> WHAT YOU NEED TO DO:
Every line of the data should be output word for word.

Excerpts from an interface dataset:
────────

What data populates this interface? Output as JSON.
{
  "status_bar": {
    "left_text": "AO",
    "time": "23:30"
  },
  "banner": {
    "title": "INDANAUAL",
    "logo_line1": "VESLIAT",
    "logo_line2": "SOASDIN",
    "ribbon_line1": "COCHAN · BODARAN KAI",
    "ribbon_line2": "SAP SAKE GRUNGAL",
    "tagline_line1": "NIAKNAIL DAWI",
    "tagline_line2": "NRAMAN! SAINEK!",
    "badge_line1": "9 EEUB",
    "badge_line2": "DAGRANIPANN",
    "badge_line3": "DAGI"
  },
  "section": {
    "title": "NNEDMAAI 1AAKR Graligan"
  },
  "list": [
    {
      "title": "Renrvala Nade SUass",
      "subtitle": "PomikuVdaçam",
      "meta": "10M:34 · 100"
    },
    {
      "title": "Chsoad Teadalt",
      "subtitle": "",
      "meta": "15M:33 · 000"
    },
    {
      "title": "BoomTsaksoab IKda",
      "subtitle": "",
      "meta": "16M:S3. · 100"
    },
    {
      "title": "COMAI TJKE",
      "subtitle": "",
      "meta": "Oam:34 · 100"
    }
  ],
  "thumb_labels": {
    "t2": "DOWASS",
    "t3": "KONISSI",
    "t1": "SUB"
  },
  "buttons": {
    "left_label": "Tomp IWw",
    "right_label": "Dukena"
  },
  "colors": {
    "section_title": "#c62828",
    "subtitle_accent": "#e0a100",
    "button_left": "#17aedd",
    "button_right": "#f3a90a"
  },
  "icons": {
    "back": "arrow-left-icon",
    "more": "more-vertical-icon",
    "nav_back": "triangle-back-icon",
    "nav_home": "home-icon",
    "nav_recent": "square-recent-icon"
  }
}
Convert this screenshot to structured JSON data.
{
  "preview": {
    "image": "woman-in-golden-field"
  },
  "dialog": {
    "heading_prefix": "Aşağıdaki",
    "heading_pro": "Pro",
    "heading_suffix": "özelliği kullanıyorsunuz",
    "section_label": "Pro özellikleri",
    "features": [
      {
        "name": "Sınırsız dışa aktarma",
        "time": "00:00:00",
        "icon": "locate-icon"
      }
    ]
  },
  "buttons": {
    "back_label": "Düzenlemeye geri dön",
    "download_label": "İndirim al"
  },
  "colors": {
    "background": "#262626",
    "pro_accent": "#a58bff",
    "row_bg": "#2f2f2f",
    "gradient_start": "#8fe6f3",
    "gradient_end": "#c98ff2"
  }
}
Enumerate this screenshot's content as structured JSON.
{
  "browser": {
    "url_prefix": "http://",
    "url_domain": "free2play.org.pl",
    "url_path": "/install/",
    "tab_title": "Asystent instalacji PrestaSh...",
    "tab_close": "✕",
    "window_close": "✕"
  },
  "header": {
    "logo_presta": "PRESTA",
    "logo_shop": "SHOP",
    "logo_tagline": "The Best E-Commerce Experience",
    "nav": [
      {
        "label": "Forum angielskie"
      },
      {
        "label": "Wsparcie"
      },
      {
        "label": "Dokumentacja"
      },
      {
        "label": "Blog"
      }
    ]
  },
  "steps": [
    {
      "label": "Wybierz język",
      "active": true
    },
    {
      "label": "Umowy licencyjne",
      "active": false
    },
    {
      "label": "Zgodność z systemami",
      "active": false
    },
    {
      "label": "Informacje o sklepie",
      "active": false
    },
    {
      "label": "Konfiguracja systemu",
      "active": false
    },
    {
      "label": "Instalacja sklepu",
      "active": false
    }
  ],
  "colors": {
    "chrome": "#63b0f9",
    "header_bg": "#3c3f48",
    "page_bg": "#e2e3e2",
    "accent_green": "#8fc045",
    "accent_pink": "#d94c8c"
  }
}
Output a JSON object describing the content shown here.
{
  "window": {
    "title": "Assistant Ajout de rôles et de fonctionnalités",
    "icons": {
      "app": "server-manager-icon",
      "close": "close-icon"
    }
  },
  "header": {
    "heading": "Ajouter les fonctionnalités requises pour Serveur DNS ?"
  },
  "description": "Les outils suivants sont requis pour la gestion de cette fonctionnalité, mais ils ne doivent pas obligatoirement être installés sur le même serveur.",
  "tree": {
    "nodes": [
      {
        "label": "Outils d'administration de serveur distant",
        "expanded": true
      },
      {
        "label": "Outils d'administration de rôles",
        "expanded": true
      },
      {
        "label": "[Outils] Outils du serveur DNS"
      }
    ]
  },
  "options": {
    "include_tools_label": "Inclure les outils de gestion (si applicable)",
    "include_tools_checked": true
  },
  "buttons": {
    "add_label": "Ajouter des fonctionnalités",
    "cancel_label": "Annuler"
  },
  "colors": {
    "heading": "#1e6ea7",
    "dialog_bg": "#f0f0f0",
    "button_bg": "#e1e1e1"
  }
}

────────

> SOLUTION TO THIS PROBLEM:
What data populates this interface? Output as JSON.
{
  "status_bar": {
    "left_text": "AO",
    "time": "23:30"
  },
  "banner": {
    "title": "INDANAUAL",
    "logo_line1": "VESLIAT",
    "logo_line2": "SOASDIN",
    "ribbon_line1": "COCHAN · BODARAN KAI",
    "ribbon_line2": "SAP SAKE GRUNGAL",
    "tagline_line1": "NIAKNAIL DAWI",
    "tagline_line2": "NRAMAN! SAINEK!",
    "badge_line1": "9 EEUB",
    "badge_line2": "DAGRANIPANN",
    "badge_line3": "DAGI"
  },
  "section": {
    "title": "NNEDMAAI 1AAKR Graligan"
  },
  "list": [
    {
      "title": "Renrvala Nade SUass",
      "subtitle": "PomikuVdaçam",
      "meta": "10M:34 · 100"
    },
    {
      "title": "Chsoad Teadalt",
      "subtitle": "",
      "meta": "15M:33 · 000"
    },
    {
      "title": "BoomTsaksoab IKda",
      "subtitle": "",
      "meta": "16M:S3. · 100"
    },
    {
      "title": "COMAI TJKE",
      "subtitle": "",
      "meta": "Oam:34 · 100"
    }
  ],
  "thumb_labels": {
    "t2": "DOWASS",
    "t3": "KONISSI",
    "t1": "SUB"
  },
  "buttons": {
    "left_label": "Tomp IWw",
    "right_label": "Dukena"
  },
  "colors": {
    "section_title": "#c62828",
    "subtitle_accent": "#e0a100",
    "button_left": "#17aedd",
    "button_right": "#f3a90a"
  },
  "icons": {
    "back": "arrow-left-icon",
    "more": "more-vertical-icon",
    "nav_back": "triangle-back-icon",
    "nav_home": "home-icon",
    "nav_recent": "square-recent-icon"
  }
}
Convert this screenshot to structured JSON data.
{
  "preview": {
    "image": "woman-in-golden-field"
  },
  "dialog": {
    "heading_prefix": "Aşağıdaki",
    "heading_pro": "Pro",
    "heading_suffix": "özelliği kullanıyorsunuz",
    "section_label": "Pro özellikleri",
    "features": [
      {
        "name": "Sınırsız dışa aktarma",
        "time": "00:00:00",
        "icon": "locate-icon"
      }
    ]
  },
  "buttons": {
    "back_label": "Düzenlemeye geri dön",
    "download_label": "İndirim al"
  },
  "colors": {
    "background": "#262626",
    "pro_accent": "#a58bff",
    "row_bg": "#2f2f2f",
    "gradient_start": "#8fe6f3",
    "gradient_end": "#c98ff2"
  }
}
Enumerate this screenshot's content as structured JSON.
{
  "browser": {
    "url_prefix": "http://",
    "url_domain": "free2play.org.pl",
    "url_path": "/install/",
    "tab_title": "Asystent instalacji PrestaSh...",
    "tab_close": "✕",
    "window_close": "✕"
  },
  "header": {
    "logo_presta": "PRESTA",
    "logo_shop": "SHOP",
    "logo_tagline": "The Best E-Commerce Experience",
    "nav": [
      {
        "label": "Forum angielskie"
      },
      {
        "label": "Wsparcie"
      },
      {
        "label": "Dokumentacja"
      },
      {
        "label": "Blog"
      }
    ]
  },
  "steps": [
    {
      "label": "Wybierz język",
      "active": true
    },
    {
      "label": "Umowy licencyjne",
      "active": false
    },
    {
      "label": "Zgodność z systemami",
      "active": false
    },
    {
      "label": "Informacje o sklepie",
      "active": false
    },
    {
      "label": "Konfiguracja systemu",
      "active": false
    },
    {
      "label": "Instalacja sklepu",
      "active": false
    }
  ],
  "colors": {
    "chrome": "#63b0f9",
    "header_bg": "#3c3f48",
    "page_bg": "#e2e3e2",
    "accent_green": "#8fc045",
    "accent_pink": "#d94c8c"
  }
}
Output a JSON object describing the content shown here.
{
  "window": {
    "title": "Assistant Ajout de rôles et de fonctionnalités",
    "icons": {
      "app": "server-manager-icon",
      "close": "close-icon"
    }
  },
  "header": {
    "heading": "Ajouter les fonctionnalités requises pour Serveur DNS ?"
  },
  "description": "Les outils suivants sont requis pour la gestion de cette fonctionnalité, mais ils ne doivent pas obligatoirement être installés sur le même serveur.",
  "tree": {
    "nodes": [
      {
        "label": "Outils d'administration de serveur distant",
        "expanded": true
      },
      {
        "label": "Outils d'administration de rôles",
        "expanded": true
      },
      {
        "label": "[Outils] Outils du serveur DNS"
      }
    ]
  },
  "options": {
    "include_tools_label": "Inclure les outils de gestion (si applicable)",
    "include_tools_checked": true
  },
  "buttons": {
    "add_label": "Ajouter des fonctionnalités",
    "cancel_label": "Annuler"
  },
  "colors": {
    "heading": "#1e6ea7",
    "dialog_bg": "#f0f0f0",
    "button_bg": "#e1e1e1"
  }
}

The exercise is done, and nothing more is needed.